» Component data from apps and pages
--------

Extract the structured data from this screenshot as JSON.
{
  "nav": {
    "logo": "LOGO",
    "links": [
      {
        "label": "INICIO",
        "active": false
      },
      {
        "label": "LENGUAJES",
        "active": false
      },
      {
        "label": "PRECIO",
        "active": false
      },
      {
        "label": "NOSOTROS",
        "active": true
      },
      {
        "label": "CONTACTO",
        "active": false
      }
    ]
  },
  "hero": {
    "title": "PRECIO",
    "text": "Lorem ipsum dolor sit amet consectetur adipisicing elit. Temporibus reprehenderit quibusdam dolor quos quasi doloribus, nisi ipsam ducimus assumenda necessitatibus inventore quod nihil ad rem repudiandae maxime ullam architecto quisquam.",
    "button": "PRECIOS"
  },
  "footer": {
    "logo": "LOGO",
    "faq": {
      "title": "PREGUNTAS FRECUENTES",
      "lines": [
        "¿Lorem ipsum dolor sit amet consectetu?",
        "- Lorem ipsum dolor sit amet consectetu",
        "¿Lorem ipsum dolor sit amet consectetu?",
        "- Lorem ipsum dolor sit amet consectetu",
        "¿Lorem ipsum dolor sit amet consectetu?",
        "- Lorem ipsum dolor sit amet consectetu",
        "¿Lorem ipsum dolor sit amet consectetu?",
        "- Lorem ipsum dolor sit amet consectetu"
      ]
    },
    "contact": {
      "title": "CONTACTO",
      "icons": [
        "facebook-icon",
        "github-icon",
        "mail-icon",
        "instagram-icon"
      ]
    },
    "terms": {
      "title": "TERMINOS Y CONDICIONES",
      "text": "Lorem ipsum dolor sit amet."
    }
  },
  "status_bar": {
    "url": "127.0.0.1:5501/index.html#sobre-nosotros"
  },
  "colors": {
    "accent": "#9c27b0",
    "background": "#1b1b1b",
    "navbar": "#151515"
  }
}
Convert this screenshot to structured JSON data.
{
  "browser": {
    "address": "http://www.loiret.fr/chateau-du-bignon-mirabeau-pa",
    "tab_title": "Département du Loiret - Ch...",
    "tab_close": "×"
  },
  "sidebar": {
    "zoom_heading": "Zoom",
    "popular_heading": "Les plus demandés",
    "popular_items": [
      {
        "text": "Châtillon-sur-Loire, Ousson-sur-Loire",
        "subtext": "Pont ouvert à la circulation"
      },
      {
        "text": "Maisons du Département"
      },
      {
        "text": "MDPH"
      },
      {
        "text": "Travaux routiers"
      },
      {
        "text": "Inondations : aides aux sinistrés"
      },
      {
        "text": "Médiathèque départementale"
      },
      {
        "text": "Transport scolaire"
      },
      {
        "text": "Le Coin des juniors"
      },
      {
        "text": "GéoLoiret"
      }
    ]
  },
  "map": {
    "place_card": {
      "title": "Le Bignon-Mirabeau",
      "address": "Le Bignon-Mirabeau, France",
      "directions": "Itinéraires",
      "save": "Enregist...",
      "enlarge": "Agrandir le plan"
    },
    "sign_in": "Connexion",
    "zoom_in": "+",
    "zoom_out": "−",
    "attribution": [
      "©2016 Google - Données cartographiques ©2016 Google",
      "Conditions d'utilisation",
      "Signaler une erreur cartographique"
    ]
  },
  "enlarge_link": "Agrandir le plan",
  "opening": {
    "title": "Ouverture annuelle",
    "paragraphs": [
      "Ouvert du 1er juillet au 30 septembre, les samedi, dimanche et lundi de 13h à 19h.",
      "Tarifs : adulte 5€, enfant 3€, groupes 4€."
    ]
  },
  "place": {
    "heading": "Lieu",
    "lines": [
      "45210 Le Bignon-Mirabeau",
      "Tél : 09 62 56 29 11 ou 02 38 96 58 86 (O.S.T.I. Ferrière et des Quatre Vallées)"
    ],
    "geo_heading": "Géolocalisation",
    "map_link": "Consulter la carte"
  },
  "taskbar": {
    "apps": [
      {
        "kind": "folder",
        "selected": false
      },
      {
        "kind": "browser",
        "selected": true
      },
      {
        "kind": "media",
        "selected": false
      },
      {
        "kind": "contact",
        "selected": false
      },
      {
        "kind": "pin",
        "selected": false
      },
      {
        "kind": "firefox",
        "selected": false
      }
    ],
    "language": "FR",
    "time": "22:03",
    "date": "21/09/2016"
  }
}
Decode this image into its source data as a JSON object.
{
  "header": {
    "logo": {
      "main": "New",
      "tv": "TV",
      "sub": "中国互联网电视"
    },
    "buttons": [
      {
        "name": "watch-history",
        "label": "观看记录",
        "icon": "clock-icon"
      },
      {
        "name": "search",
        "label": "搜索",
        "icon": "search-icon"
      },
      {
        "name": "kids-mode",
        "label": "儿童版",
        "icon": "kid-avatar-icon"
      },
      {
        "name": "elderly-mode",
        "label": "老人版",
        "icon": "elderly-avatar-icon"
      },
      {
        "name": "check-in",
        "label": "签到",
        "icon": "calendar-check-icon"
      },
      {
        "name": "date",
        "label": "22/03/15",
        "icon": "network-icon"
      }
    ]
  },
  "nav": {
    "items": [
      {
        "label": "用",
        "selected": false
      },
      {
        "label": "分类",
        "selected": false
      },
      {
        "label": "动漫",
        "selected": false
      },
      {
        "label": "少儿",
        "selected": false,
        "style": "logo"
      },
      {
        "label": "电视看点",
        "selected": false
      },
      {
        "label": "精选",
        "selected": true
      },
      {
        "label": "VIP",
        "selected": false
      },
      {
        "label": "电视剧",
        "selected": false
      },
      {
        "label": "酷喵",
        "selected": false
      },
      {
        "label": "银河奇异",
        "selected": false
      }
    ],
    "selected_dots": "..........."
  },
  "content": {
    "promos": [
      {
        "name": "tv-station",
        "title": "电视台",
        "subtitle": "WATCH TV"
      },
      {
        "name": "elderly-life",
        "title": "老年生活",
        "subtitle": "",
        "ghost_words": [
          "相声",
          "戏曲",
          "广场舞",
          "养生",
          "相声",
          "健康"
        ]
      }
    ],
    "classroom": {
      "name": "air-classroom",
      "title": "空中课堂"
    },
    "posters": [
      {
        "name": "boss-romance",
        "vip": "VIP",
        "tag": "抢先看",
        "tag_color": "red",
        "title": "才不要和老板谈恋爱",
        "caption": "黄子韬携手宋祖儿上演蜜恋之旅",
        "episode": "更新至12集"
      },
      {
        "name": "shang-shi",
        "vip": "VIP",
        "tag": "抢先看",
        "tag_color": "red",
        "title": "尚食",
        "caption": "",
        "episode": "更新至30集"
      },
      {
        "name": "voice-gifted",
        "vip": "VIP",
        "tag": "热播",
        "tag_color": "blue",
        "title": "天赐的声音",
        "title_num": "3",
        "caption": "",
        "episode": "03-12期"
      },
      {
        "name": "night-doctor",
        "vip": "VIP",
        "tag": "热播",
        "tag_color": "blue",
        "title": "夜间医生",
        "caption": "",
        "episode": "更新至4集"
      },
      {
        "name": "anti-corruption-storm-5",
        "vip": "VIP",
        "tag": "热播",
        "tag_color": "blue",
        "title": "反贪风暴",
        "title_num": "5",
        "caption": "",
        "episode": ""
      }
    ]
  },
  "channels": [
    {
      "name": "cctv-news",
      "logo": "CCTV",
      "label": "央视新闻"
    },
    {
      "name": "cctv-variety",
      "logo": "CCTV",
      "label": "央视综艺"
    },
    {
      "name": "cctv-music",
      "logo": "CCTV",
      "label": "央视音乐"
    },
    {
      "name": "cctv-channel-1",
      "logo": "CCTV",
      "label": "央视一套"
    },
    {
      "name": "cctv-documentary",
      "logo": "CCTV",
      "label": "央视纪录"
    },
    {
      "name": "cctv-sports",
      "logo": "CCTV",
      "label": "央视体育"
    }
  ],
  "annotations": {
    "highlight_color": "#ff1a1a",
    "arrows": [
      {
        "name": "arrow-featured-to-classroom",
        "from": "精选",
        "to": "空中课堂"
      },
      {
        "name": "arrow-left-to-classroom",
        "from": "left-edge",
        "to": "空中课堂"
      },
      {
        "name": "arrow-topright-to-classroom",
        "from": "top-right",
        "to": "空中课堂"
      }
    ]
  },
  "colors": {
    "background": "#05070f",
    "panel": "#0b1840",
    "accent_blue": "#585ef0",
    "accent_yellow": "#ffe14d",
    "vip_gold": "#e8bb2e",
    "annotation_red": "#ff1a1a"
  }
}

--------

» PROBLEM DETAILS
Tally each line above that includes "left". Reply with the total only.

» TASK ANSWER
2